◆ WHAT TO PRODUCE: Identify all lines of the data containing the string "settings" and copy them.

◆ DATA FOR THIS EXERCISE:
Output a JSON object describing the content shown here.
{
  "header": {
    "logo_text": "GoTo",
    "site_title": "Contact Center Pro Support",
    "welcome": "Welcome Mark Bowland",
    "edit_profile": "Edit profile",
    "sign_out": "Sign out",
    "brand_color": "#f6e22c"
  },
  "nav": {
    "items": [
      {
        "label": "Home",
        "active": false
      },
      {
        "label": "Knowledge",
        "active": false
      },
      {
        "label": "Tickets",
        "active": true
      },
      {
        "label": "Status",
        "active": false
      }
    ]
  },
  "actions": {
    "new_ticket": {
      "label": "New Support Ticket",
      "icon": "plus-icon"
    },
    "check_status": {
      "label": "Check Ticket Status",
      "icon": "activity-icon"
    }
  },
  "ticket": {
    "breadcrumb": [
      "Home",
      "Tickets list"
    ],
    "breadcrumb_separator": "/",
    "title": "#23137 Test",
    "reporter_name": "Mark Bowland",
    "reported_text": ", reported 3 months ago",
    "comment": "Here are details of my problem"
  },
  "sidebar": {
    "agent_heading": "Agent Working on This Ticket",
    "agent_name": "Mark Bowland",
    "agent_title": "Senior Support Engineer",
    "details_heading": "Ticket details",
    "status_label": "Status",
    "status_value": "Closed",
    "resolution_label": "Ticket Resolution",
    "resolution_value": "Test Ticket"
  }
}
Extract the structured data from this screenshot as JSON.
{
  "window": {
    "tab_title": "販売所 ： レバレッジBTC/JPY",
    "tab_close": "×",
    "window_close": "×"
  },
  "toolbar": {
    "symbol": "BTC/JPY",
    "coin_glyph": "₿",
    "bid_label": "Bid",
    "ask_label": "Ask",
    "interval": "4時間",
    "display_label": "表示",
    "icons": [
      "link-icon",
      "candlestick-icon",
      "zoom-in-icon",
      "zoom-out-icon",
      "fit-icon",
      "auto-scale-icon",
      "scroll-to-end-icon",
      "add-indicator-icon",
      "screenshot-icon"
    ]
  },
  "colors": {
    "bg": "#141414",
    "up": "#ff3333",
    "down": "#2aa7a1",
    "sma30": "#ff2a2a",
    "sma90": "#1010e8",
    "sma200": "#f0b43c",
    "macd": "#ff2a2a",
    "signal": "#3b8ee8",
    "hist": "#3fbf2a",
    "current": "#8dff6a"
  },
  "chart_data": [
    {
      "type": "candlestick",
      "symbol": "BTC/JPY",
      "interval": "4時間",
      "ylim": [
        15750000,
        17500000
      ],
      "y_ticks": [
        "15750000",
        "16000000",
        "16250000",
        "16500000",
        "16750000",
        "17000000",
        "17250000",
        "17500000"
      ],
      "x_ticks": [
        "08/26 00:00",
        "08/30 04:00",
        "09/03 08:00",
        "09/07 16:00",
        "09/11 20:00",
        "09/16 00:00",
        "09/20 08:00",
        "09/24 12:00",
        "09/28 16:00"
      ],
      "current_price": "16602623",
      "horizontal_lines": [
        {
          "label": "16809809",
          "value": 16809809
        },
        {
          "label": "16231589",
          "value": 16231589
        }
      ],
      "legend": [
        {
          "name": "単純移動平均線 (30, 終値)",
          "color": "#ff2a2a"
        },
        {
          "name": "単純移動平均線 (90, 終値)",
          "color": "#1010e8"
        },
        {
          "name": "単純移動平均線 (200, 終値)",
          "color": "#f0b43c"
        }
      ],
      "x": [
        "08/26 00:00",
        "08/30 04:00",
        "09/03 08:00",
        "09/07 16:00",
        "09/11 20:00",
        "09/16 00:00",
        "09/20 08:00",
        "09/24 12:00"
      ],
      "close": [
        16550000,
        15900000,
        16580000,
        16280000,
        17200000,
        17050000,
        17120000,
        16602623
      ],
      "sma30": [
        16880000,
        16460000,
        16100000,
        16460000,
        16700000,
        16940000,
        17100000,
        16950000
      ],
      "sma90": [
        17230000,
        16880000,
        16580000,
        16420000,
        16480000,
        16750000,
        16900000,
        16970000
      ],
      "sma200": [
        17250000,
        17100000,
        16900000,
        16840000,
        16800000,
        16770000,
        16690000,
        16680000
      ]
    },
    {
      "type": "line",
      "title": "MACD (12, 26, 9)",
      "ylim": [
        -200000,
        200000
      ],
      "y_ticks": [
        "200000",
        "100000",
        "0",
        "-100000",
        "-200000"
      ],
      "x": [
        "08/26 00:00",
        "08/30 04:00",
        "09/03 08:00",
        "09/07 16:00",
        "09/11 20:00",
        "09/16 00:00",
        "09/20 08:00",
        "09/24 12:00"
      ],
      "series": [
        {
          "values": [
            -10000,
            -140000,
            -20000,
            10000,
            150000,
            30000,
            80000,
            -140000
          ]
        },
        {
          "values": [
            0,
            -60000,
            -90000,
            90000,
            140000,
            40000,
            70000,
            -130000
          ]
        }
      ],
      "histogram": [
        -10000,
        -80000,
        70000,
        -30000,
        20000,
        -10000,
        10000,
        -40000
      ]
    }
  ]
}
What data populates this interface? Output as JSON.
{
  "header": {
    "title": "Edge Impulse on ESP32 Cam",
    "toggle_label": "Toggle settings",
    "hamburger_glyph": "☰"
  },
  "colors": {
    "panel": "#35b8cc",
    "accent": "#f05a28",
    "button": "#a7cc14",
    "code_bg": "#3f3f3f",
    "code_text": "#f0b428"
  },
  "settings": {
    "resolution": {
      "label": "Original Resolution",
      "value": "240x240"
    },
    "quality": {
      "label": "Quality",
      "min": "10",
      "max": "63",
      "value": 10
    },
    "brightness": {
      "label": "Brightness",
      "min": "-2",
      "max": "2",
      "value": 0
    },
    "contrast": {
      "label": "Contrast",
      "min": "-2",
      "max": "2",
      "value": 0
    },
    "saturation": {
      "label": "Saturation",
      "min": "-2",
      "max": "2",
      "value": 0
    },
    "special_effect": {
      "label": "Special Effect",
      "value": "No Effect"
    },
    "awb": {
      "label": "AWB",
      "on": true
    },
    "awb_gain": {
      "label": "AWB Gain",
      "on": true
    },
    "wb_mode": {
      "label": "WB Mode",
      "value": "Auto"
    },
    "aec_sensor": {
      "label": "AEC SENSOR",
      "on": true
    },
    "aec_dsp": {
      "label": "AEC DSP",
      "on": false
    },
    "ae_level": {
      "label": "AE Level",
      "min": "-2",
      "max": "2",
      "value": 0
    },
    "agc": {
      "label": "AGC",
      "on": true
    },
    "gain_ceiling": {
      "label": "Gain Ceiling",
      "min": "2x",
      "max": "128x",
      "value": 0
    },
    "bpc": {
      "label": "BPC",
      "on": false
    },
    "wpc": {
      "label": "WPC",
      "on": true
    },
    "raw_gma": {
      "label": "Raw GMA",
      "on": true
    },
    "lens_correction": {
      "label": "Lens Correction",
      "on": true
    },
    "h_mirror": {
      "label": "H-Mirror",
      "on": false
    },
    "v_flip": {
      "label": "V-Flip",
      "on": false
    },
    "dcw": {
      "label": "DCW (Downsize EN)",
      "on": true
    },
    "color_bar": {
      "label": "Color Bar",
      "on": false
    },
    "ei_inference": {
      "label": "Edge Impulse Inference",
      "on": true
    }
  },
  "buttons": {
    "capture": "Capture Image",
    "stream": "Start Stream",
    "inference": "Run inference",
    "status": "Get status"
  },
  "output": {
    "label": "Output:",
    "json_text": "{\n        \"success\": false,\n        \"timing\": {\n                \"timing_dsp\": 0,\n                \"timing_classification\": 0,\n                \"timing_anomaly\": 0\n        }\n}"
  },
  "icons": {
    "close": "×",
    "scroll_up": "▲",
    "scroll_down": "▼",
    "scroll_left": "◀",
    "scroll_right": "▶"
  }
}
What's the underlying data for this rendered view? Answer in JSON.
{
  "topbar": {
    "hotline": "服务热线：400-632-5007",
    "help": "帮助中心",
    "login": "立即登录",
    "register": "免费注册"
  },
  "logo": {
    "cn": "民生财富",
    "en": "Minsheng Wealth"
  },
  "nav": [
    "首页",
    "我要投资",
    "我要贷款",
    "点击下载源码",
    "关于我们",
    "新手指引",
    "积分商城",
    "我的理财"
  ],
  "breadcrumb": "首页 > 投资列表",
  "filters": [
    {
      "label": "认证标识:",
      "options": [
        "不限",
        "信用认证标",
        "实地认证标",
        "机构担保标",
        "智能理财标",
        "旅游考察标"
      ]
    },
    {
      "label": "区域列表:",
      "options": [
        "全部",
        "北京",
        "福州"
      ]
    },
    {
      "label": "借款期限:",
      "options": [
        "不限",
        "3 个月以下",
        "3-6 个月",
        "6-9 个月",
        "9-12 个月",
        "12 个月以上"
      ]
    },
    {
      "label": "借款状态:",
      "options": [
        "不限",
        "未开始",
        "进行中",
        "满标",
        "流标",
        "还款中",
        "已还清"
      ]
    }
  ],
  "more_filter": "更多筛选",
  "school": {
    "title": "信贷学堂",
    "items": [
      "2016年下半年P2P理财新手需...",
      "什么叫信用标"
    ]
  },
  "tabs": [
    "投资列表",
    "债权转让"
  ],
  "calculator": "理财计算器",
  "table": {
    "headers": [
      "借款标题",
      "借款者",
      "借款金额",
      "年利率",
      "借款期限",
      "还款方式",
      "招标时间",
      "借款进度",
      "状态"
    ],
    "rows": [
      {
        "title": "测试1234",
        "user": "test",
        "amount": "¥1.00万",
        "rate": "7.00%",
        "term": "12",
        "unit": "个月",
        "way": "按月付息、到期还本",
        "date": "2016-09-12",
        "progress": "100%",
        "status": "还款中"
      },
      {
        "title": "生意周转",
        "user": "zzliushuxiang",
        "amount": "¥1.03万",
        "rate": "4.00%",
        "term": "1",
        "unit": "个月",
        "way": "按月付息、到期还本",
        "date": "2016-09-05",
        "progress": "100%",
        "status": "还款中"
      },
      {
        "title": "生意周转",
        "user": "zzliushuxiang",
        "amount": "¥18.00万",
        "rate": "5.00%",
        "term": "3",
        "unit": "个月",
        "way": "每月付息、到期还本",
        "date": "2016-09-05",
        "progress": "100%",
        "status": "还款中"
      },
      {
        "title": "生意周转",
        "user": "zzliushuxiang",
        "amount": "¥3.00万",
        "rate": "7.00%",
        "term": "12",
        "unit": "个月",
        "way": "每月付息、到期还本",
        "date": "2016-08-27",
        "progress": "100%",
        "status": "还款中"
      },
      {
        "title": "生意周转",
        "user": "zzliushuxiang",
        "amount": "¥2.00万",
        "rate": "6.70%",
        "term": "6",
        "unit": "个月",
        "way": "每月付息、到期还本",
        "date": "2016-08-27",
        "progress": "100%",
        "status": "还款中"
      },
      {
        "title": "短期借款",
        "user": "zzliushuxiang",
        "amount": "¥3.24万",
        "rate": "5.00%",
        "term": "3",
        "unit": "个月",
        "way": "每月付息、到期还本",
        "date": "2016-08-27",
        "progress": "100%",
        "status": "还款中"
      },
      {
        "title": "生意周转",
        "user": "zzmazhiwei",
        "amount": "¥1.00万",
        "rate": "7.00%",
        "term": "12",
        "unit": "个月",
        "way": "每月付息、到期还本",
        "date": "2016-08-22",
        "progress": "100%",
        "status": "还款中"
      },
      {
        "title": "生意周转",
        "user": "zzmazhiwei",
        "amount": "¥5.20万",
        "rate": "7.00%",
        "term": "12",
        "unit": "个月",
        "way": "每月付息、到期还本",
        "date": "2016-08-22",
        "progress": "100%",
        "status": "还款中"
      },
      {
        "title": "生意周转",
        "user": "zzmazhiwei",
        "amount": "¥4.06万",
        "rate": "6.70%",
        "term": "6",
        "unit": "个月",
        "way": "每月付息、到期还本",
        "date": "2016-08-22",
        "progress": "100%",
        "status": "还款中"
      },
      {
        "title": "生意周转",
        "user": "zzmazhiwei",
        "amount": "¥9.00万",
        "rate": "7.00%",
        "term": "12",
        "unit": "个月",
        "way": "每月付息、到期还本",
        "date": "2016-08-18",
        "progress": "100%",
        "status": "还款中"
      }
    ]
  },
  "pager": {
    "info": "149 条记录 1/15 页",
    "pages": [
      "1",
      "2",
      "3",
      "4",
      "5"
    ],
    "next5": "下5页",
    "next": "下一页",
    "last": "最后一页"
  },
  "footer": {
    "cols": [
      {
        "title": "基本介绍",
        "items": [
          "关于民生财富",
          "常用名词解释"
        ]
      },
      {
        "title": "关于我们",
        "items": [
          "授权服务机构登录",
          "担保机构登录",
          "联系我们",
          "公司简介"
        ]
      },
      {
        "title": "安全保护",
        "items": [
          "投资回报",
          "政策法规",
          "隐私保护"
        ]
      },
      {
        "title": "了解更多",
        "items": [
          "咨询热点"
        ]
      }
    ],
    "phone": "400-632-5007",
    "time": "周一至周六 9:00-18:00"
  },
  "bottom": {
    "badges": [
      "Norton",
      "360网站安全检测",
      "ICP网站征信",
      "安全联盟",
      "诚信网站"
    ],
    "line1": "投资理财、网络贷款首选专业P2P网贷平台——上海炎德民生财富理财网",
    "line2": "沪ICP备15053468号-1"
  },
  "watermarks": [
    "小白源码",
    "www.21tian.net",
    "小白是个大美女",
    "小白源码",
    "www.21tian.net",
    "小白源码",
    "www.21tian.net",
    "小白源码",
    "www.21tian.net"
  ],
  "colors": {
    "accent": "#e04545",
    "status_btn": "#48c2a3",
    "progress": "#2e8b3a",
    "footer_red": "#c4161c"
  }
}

◆ TASK SOLUTION:
    "toggle_label": "Toggle settings",
  "settings": {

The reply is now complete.